He said, ‘Light,” and the light came on.
Just like that.
Simple, for God.
And His face lit up.
And all of heaven must of noticed.
And God surely must have smiled, as he said “Good.”
Day after day, God created.
Stuff like the sky, the birds, the fish. Even a man.
Carefully, he sculpted and fashioned and touched the days.
And at the end of every day he created, he looked back at his work,
And he surely must have smiled, as he said, (right out loud so anyone could hear,)
“Good. This is good.”
No, there’s not a thing wrong with calling a day “good.” God’s done it, lots of times.
But Good Friday? I wonder?
There’s not a lot of good things to be said about Good Friday.
Not a good walk up Calvary.
Not a good joke the soldiers were laughing at.
Not a good crowd.
The naked shame.
The smell of blood.
The dim and dark light.
The sad, redemptive sight.
And God seemed to be at a total loss for words.
No pronouncement or announcement, ‘Let there be light,” on that day;
The Light, after all, was dying out.
All heaven wept.
All hell broke loose, cheering.
Even the light, which had been around since “In the beginning …” couldn’t bear to watch.
Noon, and dark as ink or sin.
Light must have seen that this scene was not ‘good.’
And then, that Voice splits the air:
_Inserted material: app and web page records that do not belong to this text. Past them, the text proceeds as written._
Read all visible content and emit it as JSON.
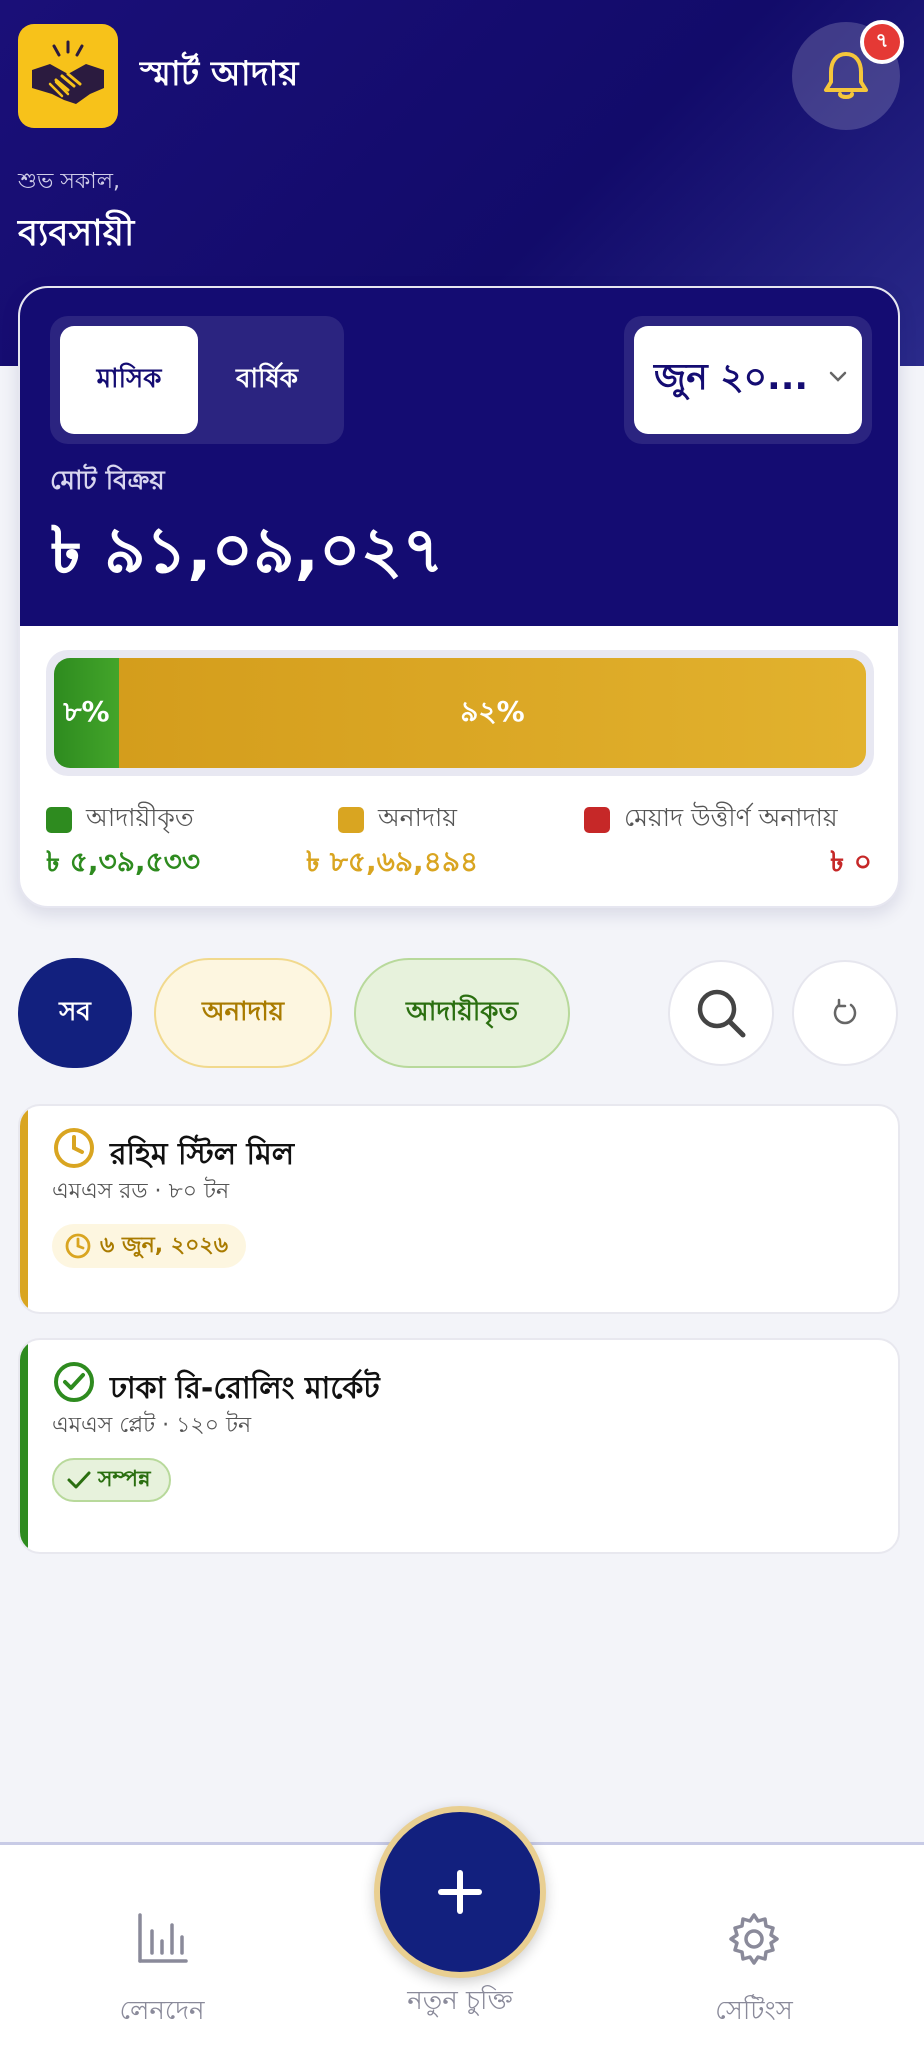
{
  "header": {
    "app_title": "স্মার্ট আদায়",
    "notification_count": "৭",
    "greeting": "শুভ সকাল,",
    "user_name": "ব্যবসায়ী"
  },
  "summary": {
    "toggle_monthly": "মাসিক",
    "toggle_yearly": "বার্ষিক",
    "month_selected": "জুন ২০...",
    "total_label": "মোট বিক্রয়",
    "total_amount": "৳ ৯১,০৯,০২৭",
    "progress": {
      "collected_percent": 8,
      "collected_label": "৮%",
      "due_percent": 92,
      "due_label": "৯২%"
    },
    "legend": {
      "collected_label": "আদায়ীকৃত",
      "collected_value": "৳ ৫,৩৯,৫৩৩",
      "due_label": "অনাদায়",
      "due_value": "৳ ৮৫,৬৯,৪৯৪",
      "overdue_label": "মেয়াদ উত্তীর্ণ অনাদায়",
      "overdue_value": "৳ ০"
    }
  },
  "filters": {
    "all": "সব",
    "due": "অনাদায়",
    "collected": "আদায়ীকৃত"
  },
  "deals": [
    {
      "name": "রহিম স্টিল মিল",
      "details": "এমএস রড · ৮০ টন",
      "badge": "৬ জুন, ২০২৬"
    },
    {
      "name": "ঢাকা রি-রোলিং মার্কেট",
      "details": "এমএস প্লেট · ১২০ টন",
      "badge": "সম্পন্ন"
    }
  ],
  "nav": {
    "transactions": "লেনদেন",
    "new_contract": "নতুন চুক্তি",
    "settings": "সেটিংস"
  },
  "colors": {
    "primary": "#140c72",
    "collected": "#2e8b1f",
    "due": "#d9a521",
    "overdue": "#c62828"
  },
  "icons": {
    "logo": "handshake-icon",
    "bell": "bell-icon",
    "search": "search-icon",
    "refresh": "refresh-icon",
    "clock": "clock-icon",
    "check": "check-circle-icon",
    "chart": "bar-chart-icon",
    "gear": "gear-icon",
    "plus": "plus-icon"
  }
}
“My God, my God ….”
And Light died out.
And God said nothing at all, as the thunder spoke up.
No, not good.